The great folks at American University have a great video about “fair use” and remix. Continue reading
The world of American copyright scholars is very familiar with the poetic passage of Jefferson’s, written in a letter:
If nature has made any one thing less susceptible than all others of exclusive property, it is the action of the thinking power called an idea, which an individual may exclusively possess as long as he keeps it to himself; but the moment it is divulged, it forces itself into the possession of every one, and the receiver cannot dispossess himself of it. Its peculiar character, too, is that no one possesses the less, because every other possesses the whole of it. He who receives an idea from me, receives instruction himself without lessening mine; as he who lights his taper at mine, receives light without darkening me. That ideas should freely spread from one to another over the globe, for the moral and mutual instruction of man, and improvement of his condition, seems to have been peculiarly and benevolently designed by nature, when she made them, like fire, expansible over all space, without lessening their density at any point, and like the air in which we breathe, move, and have our physical being, incapable of confinement or exclusive appropriation.
Thomas Jefferson letter to Isaac Mcpherson, August 13, 1813, reprinted in H. A. Washington, ed., Writings of Thomas Jefferson 1790-1826, vol. 6 (Washington, D. C: Taylor & Maury, 1854), 180-81; quoted in Graham v. John Deere Company of Kansas, 383 U. S. 1, 8-9n.2 (1966).
David Ellerman writes to point to an earlier version of the same point, this one penned by Augustine. As Augustine wrote:
The words I am uttering penetrate your senses, so that every hearer holds them, yet withholds them from no other. Not held, the words could not inform. Withheld, no other could share them. Though my talk is, admittedly, broken up into words and syllables, yet you do not take in this portion or that, as when picking at your food. All of you hear all of it, though each takes all individually. I have no worry that, by giving all to one, the others are deprived. I hope, instead, that everyone will consume everything; so that, denying no other ear or mind, you take all to yourselves, yet leave all to all others. But for individual failures of memory, everyone who came to hear what I say can take it all off, each on one’s separate way.
Augustine Sermon; quoted in Scan Globally, Reinvent Locally: Knowledge Infrastructure and the Localization of Knowledge.” In: Joseph Stiglitz and the World Bank: The Rebel Within. Chang, Ha-Joon (Ed.),London: Anthem, 2001, pp. 194-219, quoting Wills, Garry 1999. Saint Augustine. New York: Viking, p. 145.
Ellerman is a researcher who had worked for Stiglitz at the World Bank. Thanks to him, Augustine is the new Jefferson. Continue reading
To get into law school, most require you take the LSAT. That test is administered by LSAC, a nonprofit corporation established to administer the tests.
But to get copies of the old tests to prepare for the exam, a student has got to purchase the tests through a test prep company — a company that sells test preparation courses.
According to Steve Schwartz of the LSAT Blog, LSAC receives $194 for each student who receives a full set of the exams.
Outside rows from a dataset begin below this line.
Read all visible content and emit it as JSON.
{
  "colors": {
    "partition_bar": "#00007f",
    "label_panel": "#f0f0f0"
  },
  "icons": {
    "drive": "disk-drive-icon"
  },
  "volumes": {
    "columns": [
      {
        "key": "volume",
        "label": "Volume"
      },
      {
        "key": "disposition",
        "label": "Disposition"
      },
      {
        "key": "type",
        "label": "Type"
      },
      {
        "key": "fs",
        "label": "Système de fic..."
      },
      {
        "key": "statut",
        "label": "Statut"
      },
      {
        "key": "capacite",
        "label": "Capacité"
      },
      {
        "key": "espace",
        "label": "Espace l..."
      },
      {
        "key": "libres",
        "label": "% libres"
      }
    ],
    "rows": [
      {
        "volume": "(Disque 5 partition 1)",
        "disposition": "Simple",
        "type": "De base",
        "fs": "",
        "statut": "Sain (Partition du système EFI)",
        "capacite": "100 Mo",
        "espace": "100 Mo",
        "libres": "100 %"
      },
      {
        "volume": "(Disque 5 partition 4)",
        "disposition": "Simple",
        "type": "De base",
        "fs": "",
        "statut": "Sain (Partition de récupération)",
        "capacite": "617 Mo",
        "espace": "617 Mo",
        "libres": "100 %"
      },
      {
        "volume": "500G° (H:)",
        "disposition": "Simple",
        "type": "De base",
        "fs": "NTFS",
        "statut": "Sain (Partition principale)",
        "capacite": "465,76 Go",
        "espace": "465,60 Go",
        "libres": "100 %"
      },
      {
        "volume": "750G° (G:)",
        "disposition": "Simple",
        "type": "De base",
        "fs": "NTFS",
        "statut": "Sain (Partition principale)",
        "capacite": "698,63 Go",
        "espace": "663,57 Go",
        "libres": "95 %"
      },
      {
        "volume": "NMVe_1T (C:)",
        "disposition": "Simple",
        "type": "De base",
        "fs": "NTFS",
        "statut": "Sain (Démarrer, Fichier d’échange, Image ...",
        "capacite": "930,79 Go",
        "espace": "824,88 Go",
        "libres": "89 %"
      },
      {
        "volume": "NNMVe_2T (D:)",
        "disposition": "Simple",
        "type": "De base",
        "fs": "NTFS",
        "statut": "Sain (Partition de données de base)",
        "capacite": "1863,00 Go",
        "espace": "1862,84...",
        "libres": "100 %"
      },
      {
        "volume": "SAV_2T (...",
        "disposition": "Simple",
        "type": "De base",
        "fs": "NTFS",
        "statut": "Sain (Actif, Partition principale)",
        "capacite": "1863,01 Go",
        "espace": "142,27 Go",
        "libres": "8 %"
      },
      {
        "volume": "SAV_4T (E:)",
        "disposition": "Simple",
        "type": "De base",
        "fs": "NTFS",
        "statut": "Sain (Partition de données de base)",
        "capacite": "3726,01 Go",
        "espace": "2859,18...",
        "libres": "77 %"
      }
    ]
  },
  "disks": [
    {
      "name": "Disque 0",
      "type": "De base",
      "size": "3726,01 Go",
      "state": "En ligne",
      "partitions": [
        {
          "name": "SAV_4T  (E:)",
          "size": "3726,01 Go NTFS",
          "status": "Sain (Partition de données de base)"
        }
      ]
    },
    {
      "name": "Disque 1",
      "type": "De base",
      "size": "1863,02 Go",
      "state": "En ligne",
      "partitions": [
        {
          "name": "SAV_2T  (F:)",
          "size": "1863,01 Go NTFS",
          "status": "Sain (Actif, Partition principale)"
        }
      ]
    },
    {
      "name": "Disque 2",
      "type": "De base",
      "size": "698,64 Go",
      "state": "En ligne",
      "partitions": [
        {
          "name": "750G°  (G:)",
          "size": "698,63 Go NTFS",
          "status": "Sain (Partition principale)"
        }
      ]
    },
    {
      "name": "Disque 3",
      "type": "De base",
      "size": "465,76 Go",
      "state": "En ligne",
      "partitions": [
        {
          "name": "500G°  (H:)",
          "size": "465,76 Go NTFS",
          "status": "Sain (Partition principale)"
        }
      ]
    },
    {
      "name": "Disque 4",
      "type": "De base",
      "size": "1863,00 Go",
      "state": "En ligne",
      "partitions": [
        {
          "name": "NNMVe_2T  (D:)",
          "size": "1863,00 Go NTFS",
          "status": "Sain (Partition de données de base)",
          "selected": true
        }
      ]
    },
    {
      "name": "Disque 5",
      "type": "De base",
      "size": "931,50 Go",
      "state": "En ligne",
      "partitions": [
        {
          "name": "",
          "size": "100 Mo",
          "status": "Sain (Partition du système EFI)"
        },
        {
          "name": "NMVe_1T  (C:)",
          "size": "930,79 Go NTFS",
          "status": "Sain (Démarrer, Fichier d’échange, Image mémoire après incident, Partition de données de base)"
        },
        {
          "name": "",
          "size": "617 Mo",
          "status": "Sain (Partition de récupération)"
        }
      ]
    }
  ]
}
As Schwartz puts it, “[w]hen LSAC has prep companies do the printing, that $194 is pure profit, baby.” LSAC simply provides the PDFs.
This isn’t an ordinary topic in this space. But then again, teaching law students is my profession. And it would seem a nonprofit would be keen to find a better way to make access easier. As Schwartz suggests, the exams should be free, or at least, following iTunes, $.99. Read about it here. Continue reading